Chris Niosi Zach Aguilar are relatively unknown actors compared to a lot of the more prominent (and thus expensive) voices on the cast, so removing Byleth from the game’s dialogue was probably a cost-saving measure.
However, this still doesn’t explain why Byleth is so poorly established as a character. We, as the player, know a lot less about Byleth than they do. Taking another look at support conversations, there’s a moment in Dorothea’s B-level support where she makes a comment asking “is your heart even beating?” I was feeling sarcastic, so I chose the dialogue option saying “Actually, my heart isn’t beating.” I was surprised when Dorothea followed it up acknowledging that she actually couldn’t feel Byleth’s heartbeat. The support didn’t follow up on this at all and none of the other support conversations in the game bring it up; I checked. Instead it was revealed to me in the main story several hours later that Byleth was born without a heartbeat, and still doesn’t have one to this day.

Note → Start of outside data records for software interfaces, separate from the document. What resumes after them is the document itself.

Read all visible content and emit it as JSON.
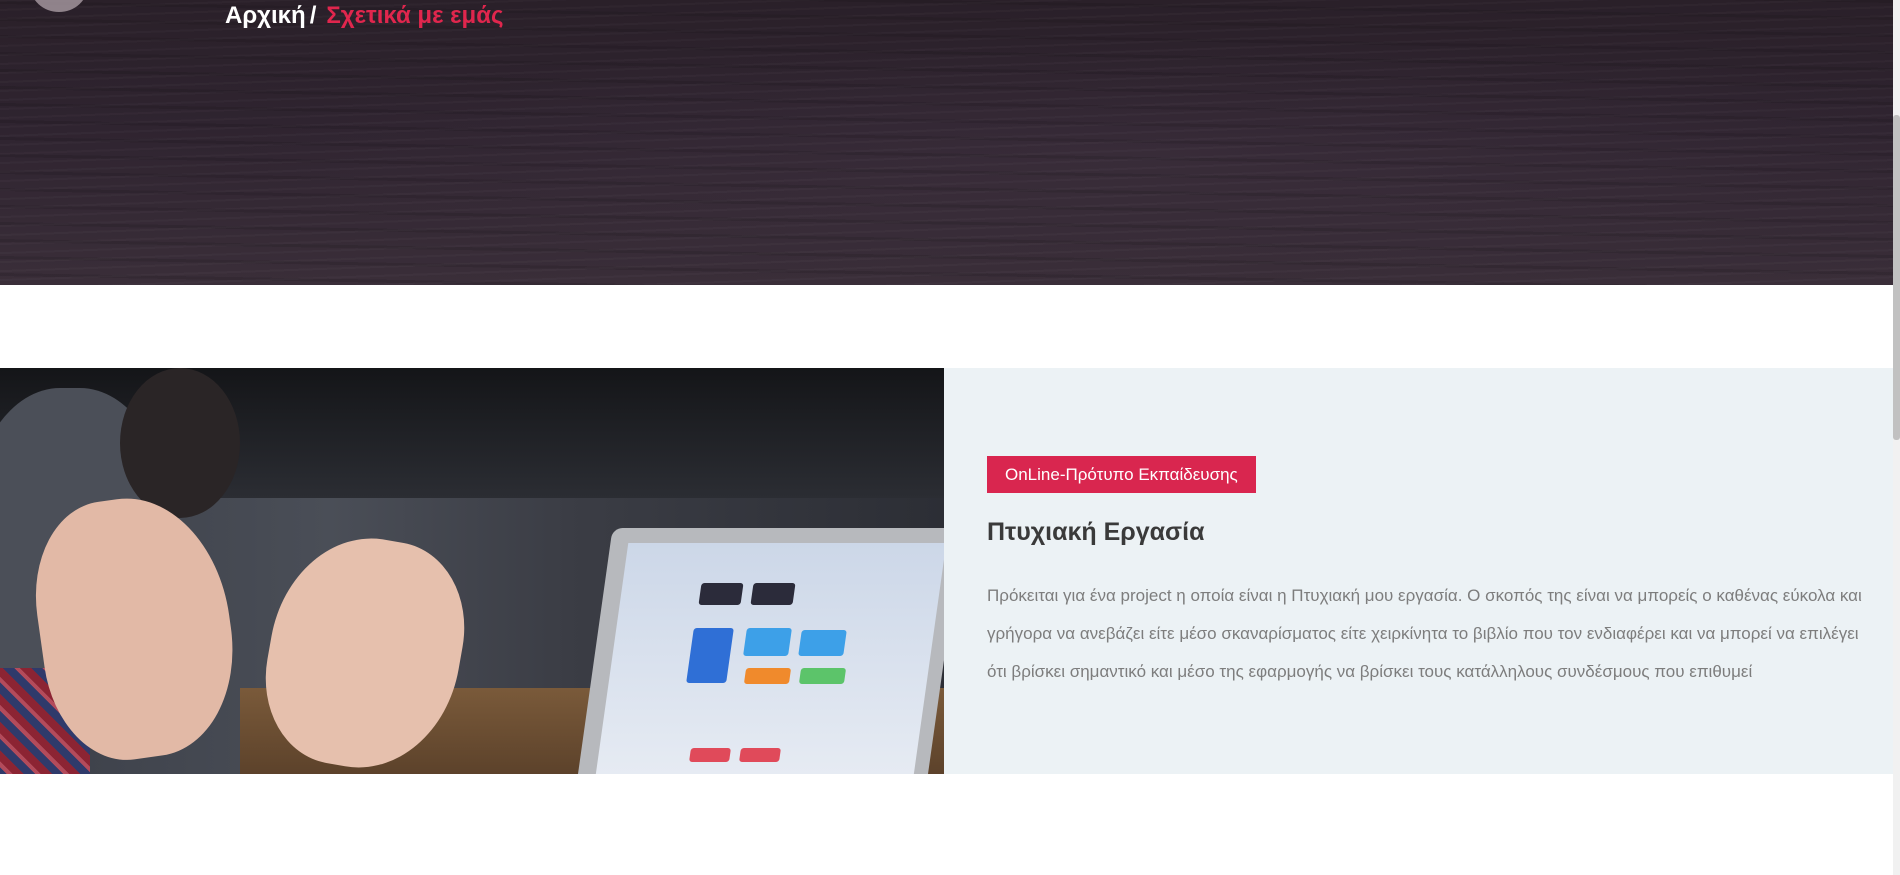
{
  "breadcrumb": {
    "home": "Αρχική",
    "separator": "/",
    "current": "Σχετικά με εμάς"
  },
  "about": {
    "tag": "OnLine-Πρότυπο Εκπαίδευσης",
    "title": "Πτυχιακή Εργασία",
    "description": "Πρόκειται για ένα project η οποία είναι η Πτυχιακή μου εργασία. Ο σκοπός της είναι να μπορείς ο καθένας εύκολα και γρήγορα να ανεβάζει είτε μέσο σκαναρίσματος είτε χειρκίνητα το βιβλίο που τον ενδιαφέρει και να μπορεί να επιλέγει ότι βρίσκει σημαντικό και μέσο της εφαρμογής να βρίσκει τους κατάλληλους συνδέσμους που επιθυμεί"
  },
  "colors": {
    "accent": "#d9264f",
    "hero_background": "#2f2430",
    "section_background": "#ecf2f5"
  }
}
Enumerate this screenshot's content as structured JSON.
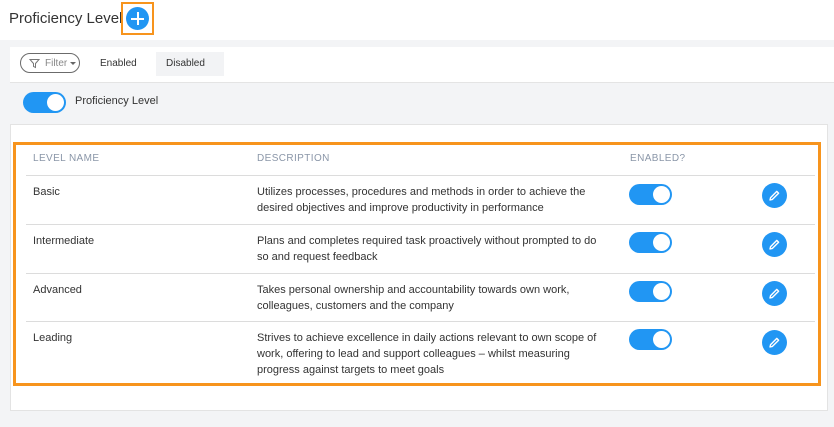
{
  "header": {
    "title": "Proficiency Level",
    "add_icon": "plus-icon"
  },
  "filters": {
    "filter_label": "Filter",
    "filter_icon": "funnel-icon",
    "enabled_label": "Enabled",
    "disabled_label": "Disabled"
  },
  "master": {
    "label": "Proficiency Level",
    "enabled": true
  },
  "table": {
    "headers": {
      "level_name": "LEVEL NAME",
      "description": "DESCRIPTION",
      "enabled": "ENABLED?"
    },
    "rows": [
      {
        "name": "Basic",
        "desc_lines": [
          "Utilizes processes, procedures and methods in order to achieve the",
          "desired objectives and improve productivity in performance"
        ],
        "enabled": true
      },
      {
        "name": "Intermediate",
        "desc_lines": [
          "Plans and completes required task proactively without prompted to do",
          "so and request feedback"
        ],
        "enabled": true
      },
      {
        "name": "Advanced",
        "desc_lines": [
          "Takes personal ownership and accountability towards own work,",
          "colleagues, customers and the company"
        ],
        "enabled": true
      },
      {
        "name": "Leading",
        "desc_lines": [
          "Strives to achieve excellence in daily actions relevant to own scope of",
          "work, offering to lead and support colleagues – whilst measuring",
          "progress against targets to meet goals"
        ],
        "enabled": true
      }
    ]
  },
  "colors": {
    "accent": "#2196f3",
    "highlight": "#f7941d"
  }
}
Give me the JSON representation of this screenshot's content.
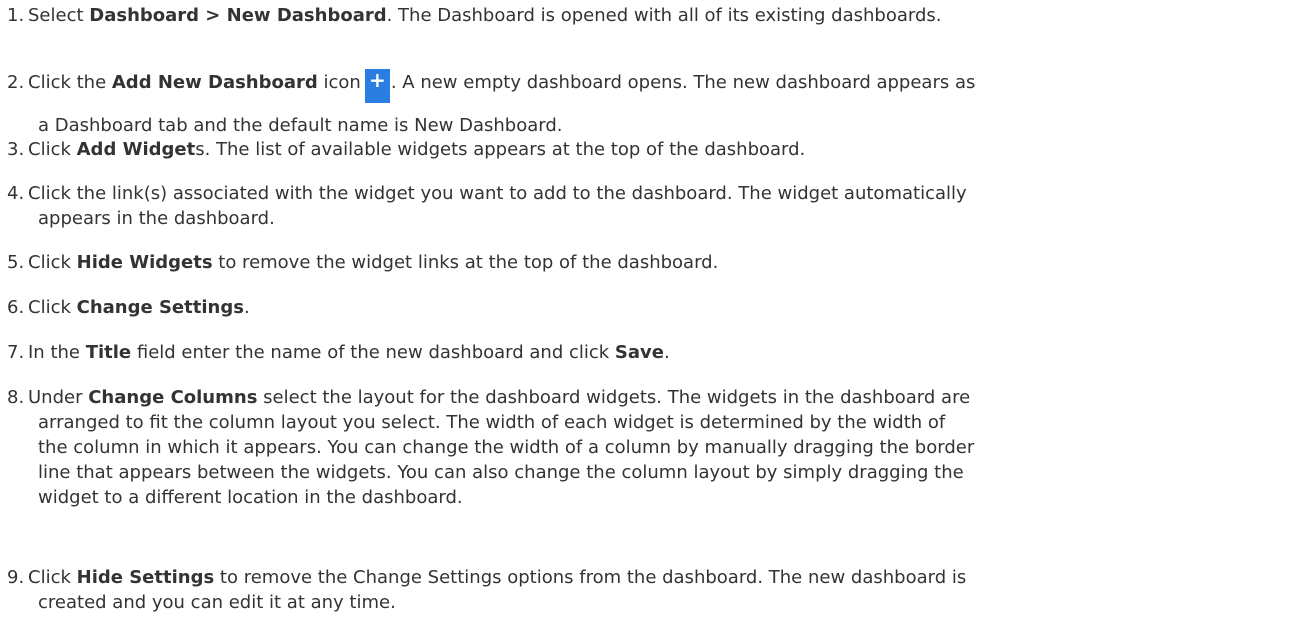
{
  "steps": [
    {
      "num": "1.",
      "pre": "Select ",
      "bold1": "Dashboard > New Dashboard",
      "post": ". The Dashboard is opened with all of its existing dashboards."
    },
    {
      "num": "2.",
      "pre": "Click the ",
      "bold1": "Add New Dashboard",
      "mid": " icon",
      "icon_glyph": "+",
      "post": ". A new empty dashboard opens. The new dashboard appears as",
      "cont": "a Dashboard tab and the default name is New Dashboard."
    },
    {
      "num": "3.",
      "pre": "Click ",
      "bold1": "Add Widget",
      "post": "s. The list of available widgets appears at the top of the dashboard."
    },
    {
      "num": "4.",
      "line1": "Click the link(s) associated with the widget you want to add to the dashboard. The widget automatically",
      "cont": "appears in the dashboard."
    },
    {
      "num": "5.",
      "pre": "Click ",
      "bold1": "Hide Widgets",
      "post": " to remove the widget links at the top of the dashboard."
    },
    {
      "num": "6.",
      "pre": "Click ",
      "bold1": "Change Settings",
      "post": "."
    },
    {
      "num": "7.",
      "pre": "In the ",
      "bold1": "Title",
      "mid": " field enter the name of the new dashboard and click ",
      "bold2": "Save",
      "post": "."
    },
    {
      "num": "8.",
      "pre": "Under ",
      "bold1": "Change Columns",
      "post": " select the layout for the dashboard widgets. The widgets in the dashboard are",
      "cont_lines": [
        "arranged to fit the column layout you select. The width of each widget is determined by the width of",
        "the column in which it appears. You can change the width of a column by manually dragging the border",
        "line that appears between the widgets. You can also change the column layout by simply dragging the",
        "widget to a different location in the dashboard."
      ]
    },
    {
      "num": "9.",
      "pre": "Click ",
      "bold1": "Hide Settings",
      "post": " to remove the Change Settings options from the dashboard. The new dashboard is",
      "cont": "created and you can edit it at any time."
    }
  ],
  "colors": {
    "text": "#333333",
    "icon_bg": "#2a7de1",
    "icon_fg": "#ffffff"
  },
  "icons": {
    "add_dashboard": "plus-icon"
  }
}
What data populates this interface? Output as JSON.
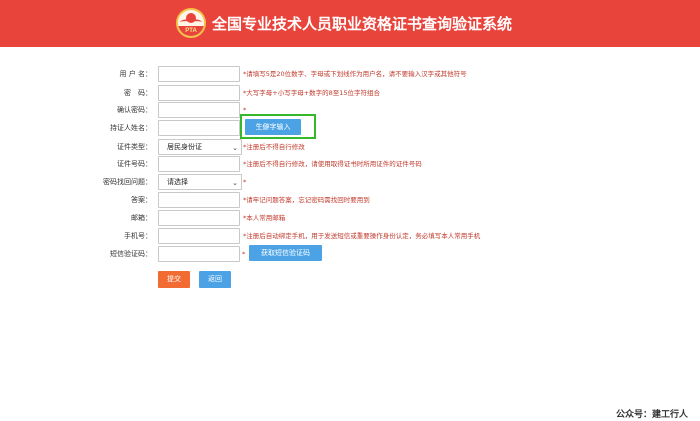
{
  "header": {
    "logo_text": "PTA",
    "title": "全国专业技术人员职业资格证书查询验证系统"
  },
  "form": {
    "username": {
      "label": "用 户 名：",
      "value": "",
      "hint": "*请填写5是20位数字、字母或下划线作为用户名，请不要输入汉字或其他符号"
    },
    "password": {
      "label": "密　码：",
      "value": "",
      "hint": "*大写字母+小写字母+数字的8至15位字符组合"
    },
    "confirm_password": {
      "label": "确认密码：",
      "value": "",
      "hint": "*"
    },
    "holder_name": {
      "label": "持证人姓名：",
      "value": "",
      "rare_char_button": "生僻字输入"
    },
    "id_type": {
      "label": "证件类型：",
      "selected": "居民身份证",
      "hint": "*注册后不得自行修改"
    },
    "id_number": {
      "label": "证件号码：",
      "value": "",
      "hint": "*注册后不得自行修改，请使用取得证书时所用证件的证件号码"
    },
    "security_question": {
      "label": "密码找回问题：",
      "selected": "请选择",
      "hint": "*"
    },
    "answer": {
      "label": "答案：",
      "value": "",
      "hint": "*请牢记问题答案，忘记密码需找回时要用到"
    },
    "email": {
      "label": "邮箱：",
      "value": "",
      "hint": "*本人常用邮箱"
    },
    "phone": {
      "label": "手机号：",
      "value": "",
      "hint": "*注册后自动绑定手机，用于发送短信或重要操作身份认定，务必填写本人常用手机"
    },
    "sms_code": {
      "label": "短信验证码：",
      "value": "",
      "hint": "*",
      "get_code_button": "获取短信验证码"
    }
  },
  "actions": {
    "submit": "提交",
    "back": "返回"
  },
  "watermark": "公众号：建工行人",
  "colors": {
    "header": "#e9443b",
    "primary_button": "#4ba3e6",
    "submit_button": "#f26b32",
    "highlight_box": "#35b82c",
    "hint_text": "#c0392b"
  },
  "icons": {
    "select_caret": "chevron-down-icon",
    "logo": "pta-logo-icon"
  }
}
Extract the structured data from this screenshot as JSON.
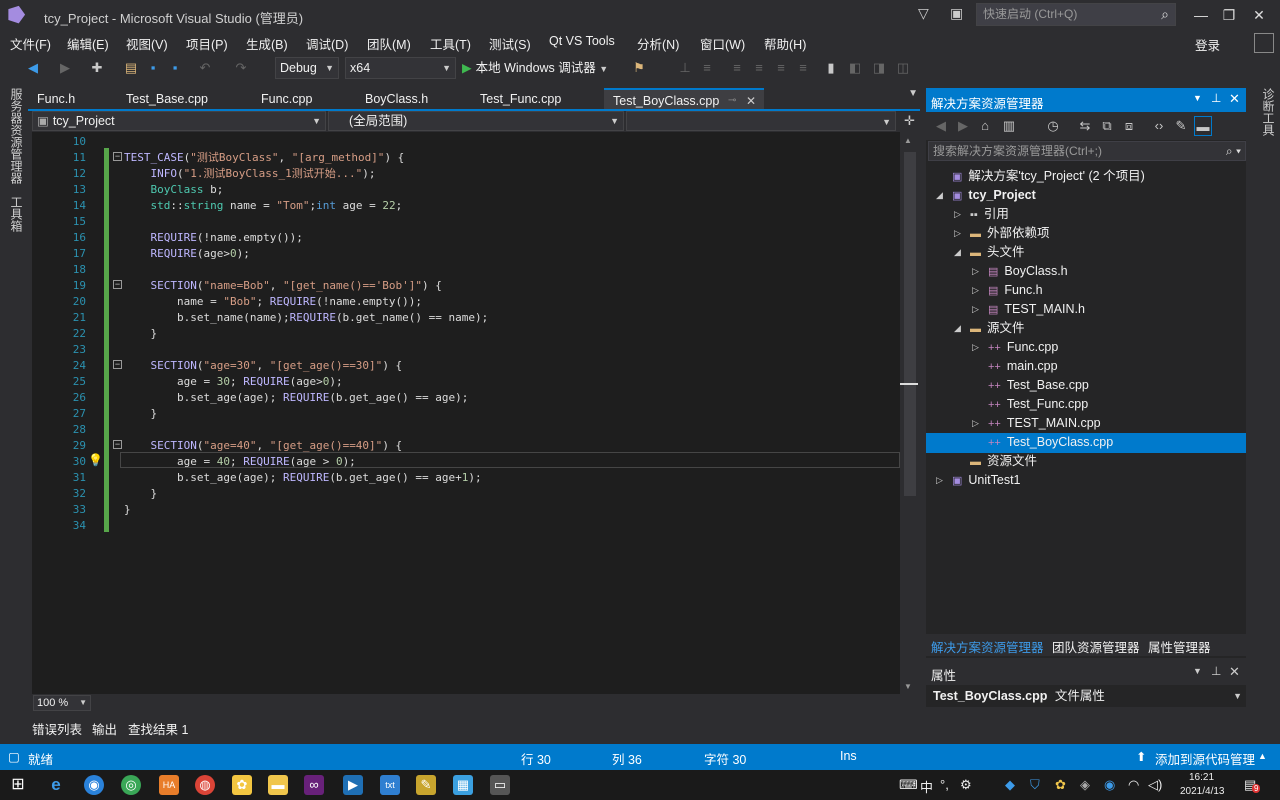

There’s also the B-level support with Leonie where she brings up the fact that Byleth wasn’t with their father Jeralt when she met him. When she asks why, the only dialogue option you can give is “I don’t remember.” After the revelation about Byleth’s heartbeat, this one line – combined with the fact that no one knows Byleth’s age – led me and several of my friends to theorize maybe Byleth didn’t actually exist until shortly before the events of the game. This didn’t turn out to be true, and while I haven’t finished every route yet, the ones that I have played haven’t answered where Byleth was at this time. Does Byleth themself have the answer like they did with their heartbeat? I dunno. Is this space intentionally left blank so that I can fill it in with whatever backstory I want “my unit” to have? I dunno. Is it a major revelation that’s waiting to be explained in some storyline I haven’t played yet? I don’t know.
I don’t know anything about Byleth that happens before the game begins, so much so that I actually believed that Byleth didn’t exist before the game began. I fully expect one of the routes that I haven’t played to make sense of their backstory, but it’s not a good sign for a player avatar if I’ve finished a full playthrough and still don’t feel like I have the same level of knowledge about the character as they do. Byleth is treated like a player avatar by the game’s production; they’re a silent protagonist that communicates only in vague dialogue options and are a mostly blank slate that I’m supposed to project myself over. But they’re made to feel like a defined character in all of the game’s writing; they know more about themselves than I do, and that’s a huge obstacle keeping me from identifying with them as My Unit.
It’s a far cry from Robin, Corrin, or even from Kris. I’d go so far as to say that even Mark is a better avatar than Byleth – at least Mark wasn’t haphazardly wedged into the story, and in fact they don’t even appear at all if you play the harder difficulties where you skip Lyn’s campaign. Three Houses nailed all of its other characters so well, so it’s such a huge disappointment that they dropped the ball on the character that the entire plot revolves around. Edelgard, Dimitri, Claude, and all of their classmates, teachers, and comrades feel like living breathing humans. It’s frustrating and disappointing that the professor they all love and derive strength from is as cold and lifeless as their unbeating heart.